Background: Small cell lung cancer (SCLC) is a highly aggressive disease for which standard treatment remains virtually unchanged since the 1980s. SCLC has a relatively immunosuppressed phenotype with low levels of infiltrating T-cells and evidence of reduced antigen presentation. Only a minority of SCLC patients responds to programmed cell death protein 1 (PD-1) or programmed death ligand 1 (PD-L1) inhibitors as monotherapy. Therefore, though the clinical data is promising, there is a strong need to develop strategies to enhance the efficacy of immunotherapy in SCLC. Our group previously discovered that the DNA damage repair (DDR) protein, checkpoint kinase 1 (CHK1), is overexpressed in SCLC and that CHK1 inhibitors have activity in preclinical models of SCLC. Based on data from others and our group, we hypothesize that tumor associated neoantigen (TAA) expression is suppressed in SCLC by several mechanisms, including DDR machinery, and that targeting CHK1 may enhance antitumor immunity and response to immune checkpoint targeting.

Results: In SCLC models, inhibition of CHK1 by genetic knockdown and small molecule inhibition (LY2606368) induces DNA damage as demonstrated by increased γ-H2AX levels. We also observed increased protein levels of immune checkpoint ligand, PD-L1, following pharmacologic inhibition with LY2606368. We next tested whether co-targeting CHK1+PD-L1 enhances the anti-tumor effect in an immune-competent SCLC model. B6129F1 mice were injected in the flank with TKO.mTmG cells harboring conditional deletion of Trp53, Rb1 and p130. When the tumor volume reached 120mm3, mice were treated with either IgG (control), LY2606368 (10mg/kg, 2/7), anti-PD-L1 (300ug, 1/7) or combination of LY2606368 and anti-PD-L1 antibody. Single agent treatment with anti-PD-L1 antibody did not cause tumor regression in these models with T/C ratio=0.93 (p<0.001) at Day 21. Treatment of single agent LY2606368 at a sub-therapeutic dose significantly delayed tumor growth in these models with T/C=0.31 (p<0.001) at Day 21. However, 3 out of 5 mice treated with anti-PD-L1+LY2606368 had a complete tumor regression within 15 days of treatment with T/C=0.05 (p<0.001) at Day 21. Tumors were collected at the end of 21 days for RPPA analysis, RNA sequencing and flow cytometry to characterize tumor-infiltrating immune cells post treatment with the single agents versus the combination.

Discussion: SCLC has an immunosuppressed phenotype (despite a high mutational burden); however, only a minority of tumors expresses PD-L1, suggesting that immunosuppressive mechanisms other than the PD-1/PD-L1 pathway are likely to contribute.

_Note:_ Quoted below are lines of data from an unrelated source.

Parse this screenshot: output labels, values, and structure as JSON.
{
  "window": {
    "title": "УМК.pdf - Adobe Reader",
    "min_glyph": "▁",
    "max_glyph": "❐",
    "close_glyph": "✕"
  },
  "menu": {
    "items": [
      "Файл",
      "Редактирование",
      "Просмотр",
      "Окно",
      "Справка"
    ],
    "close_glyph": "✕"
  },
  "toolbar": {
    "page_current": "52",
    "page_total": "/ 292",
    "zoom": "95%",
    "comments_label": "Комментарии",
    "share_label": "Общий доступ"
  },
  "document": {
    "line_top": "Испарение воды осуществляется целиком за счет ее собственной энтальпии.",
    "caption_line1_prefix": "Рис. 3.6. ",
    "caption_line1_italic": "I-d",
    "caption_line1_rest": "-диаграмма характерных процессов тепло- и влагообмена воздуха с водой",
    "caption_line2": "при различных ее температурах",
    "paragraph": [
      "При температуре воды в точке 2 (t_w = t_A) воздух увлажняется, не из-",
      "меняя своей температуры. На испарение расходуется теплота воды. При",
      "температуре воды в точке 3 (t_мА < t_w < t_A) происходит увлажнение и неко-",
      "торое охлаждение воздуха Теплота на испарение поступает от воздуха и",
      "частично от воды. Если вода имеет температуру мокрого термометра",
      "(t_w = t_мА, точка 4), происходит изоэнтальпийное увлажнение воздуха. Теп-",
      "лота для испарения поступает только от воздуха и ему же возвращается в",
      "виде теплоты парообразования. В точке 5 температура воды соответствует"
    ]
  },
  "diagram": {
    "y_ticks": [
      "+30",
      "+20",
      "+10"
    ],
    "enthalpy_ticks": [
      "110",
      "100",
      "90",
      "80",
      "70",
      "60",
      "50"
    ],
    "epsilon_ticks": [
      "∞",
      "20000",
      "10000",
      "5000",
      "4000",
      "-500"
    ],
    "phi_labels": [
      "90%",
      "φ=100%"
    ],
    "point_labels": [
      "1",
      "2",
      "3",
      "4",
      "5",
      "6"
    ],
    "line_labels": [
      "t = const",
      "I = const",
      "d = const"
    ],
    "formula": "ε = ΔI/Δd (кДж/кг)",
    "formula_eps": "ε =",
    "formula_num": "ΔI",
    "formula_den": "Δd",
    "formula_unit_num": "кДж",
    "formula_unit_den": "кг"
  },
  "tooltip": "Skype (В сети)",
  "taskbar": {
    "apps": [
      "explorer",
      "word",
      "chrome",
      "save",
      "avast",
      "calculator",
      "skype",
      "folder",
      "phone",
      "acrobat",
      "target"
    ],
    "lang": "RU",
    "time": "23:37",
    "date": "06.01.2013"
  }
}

This study shows that targeting CHK1 (by genetic knockdown and pharmacological inhibition) leads to increased DNA damage and increased expression of immune checkpoint ligand, PD-L1. Combining CHK1 inhibition and PD-L1 targeting significantly enhanced the effect of PD-L1 antibody leading to tumor regression in an immune competent SCLC model. Biomarker analyses from these models are ongoing to confirm the expression of immune markers. PD-L1 inhibitors as monotherapy have led to objective responses in only a minority of SCLC patients. The CHK1 inhibitor LY2606368 is currently in clinical trial for SCLC patients. The complementary modes of action of the two promising modalities, immune checkpoint targeting and CHK1 inhibition, suggest intriguing possibilities for therapeutic synergy with combination treatment and warrants further clinical investigation.

Citation Format: Triparna Sen, Limo Chen, Bertha Leticia Rodriguez, Yongbin Yang, You Hong Fan, Catherine Allison Stewart, Bonnie Glisson, Helen Piwnica-Worms, Julien Sage, John V. Heymach, Don L. Gibbons, Lauren A. Byers. Combining immune checkpoint inhibition and DNA damage repair (DDR) targeted therapy in small cell lung cancer (SCLC). [abstract]. In: Proceedings of the AACR Special Conference on Tumor Immunology and Immunotherapy; 2016 Oct 20-23; Boston, MA. Philadelphia (PA): AACR; Cancer Immunol Res 2017;5(3 Suppl):Abstract nr B72.